### Task requirements
Your task is to copy each line in the listing that includes the word "JSON".

### Source information
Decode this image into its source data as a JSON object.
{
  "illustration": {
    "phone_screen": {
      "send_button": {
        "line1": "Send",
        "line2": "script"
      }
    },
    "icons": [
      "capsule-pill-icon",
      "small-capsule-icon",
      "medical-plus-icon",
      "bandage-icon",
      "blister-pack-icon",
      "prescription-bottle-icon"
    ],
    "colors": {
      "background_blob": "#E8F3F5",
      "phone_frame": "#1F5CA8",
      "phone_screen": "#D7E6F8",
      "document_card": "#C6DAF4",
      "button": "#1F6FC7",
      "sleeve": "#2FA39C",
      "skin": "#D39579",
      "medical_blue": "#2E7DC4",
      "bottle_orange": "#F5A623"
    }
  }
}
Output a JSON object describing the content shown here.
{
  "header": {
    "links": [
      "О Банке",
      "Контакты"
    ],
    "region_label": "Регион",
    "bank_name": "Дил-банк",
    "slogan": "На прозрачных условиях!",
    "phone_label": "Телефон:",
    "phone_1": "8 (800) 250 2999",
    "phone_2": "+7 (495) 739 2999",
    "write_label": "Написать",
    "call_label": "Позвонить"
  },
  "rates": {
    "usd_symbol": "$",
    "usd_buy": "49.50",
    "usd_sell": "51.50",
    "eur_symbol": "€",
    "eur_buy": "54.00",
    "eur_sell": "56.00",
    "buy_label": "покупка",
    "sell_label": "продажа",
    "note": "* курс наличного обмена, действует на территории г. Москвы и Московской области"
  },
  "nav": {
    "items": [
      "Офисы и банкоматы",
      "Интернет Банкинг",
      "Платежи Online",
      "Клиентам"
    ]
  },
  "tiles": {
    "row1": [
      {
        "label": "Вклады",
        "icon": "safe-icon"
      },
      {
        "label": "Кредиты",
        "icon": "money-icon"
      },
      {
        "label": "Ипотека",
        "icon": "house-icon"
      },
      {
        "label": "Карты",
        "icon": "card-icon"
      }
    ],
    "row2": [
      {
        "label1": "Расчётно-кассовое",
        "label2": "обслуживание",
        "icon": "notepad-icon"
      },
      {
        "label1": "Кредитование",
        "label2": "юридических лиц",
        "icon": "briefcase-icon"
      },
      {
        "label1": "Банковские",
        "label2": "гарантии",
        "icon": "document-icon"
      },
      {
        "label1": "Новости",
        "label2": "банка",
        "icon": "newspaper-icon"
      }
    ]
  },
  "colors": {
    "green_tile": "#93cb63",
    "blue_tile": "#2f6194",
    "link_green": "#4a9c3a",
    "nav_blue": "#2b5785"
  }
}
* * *
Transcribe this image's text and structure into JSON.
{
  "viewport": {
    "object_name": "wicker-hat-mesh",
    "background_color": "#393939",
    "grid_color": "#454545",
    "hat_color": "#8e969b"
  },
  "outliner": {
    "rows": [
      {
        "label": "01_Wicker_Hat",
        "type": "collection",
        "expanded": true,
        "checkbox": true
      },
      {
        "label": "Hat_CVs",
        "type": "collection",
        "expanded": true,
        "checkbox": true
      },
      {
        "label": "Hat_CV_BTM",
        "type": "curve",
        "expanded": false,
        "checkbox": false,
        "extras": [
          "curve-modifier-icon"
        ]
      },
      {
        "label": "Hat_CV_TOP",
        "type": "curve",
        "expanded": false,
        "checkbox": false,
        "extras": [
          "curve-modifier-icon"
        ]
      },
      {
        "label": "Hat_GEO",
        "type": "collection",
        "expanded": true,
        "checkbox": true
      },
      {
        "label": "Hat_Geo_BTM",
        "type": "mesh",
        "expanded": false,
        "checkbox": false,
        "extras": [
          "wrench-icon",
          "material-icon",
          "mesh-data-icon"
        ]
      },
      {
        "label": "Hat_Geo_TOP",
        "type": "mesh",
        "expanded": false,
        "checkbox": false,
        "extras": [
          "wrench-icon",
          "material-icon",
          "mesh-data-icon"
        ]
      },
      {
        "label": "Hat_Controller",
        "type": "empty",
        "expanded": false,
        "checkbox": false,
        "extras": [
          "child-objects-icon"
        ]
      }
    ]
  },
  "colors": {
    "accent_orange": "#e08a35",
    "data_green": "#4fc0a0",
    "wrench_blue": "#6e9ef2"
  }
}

### Reply to the exercise
Decode this image into its source data as a JSON object.
Output a JSON object describing the content shown here.
Transcribe this image's text and structure into JSON.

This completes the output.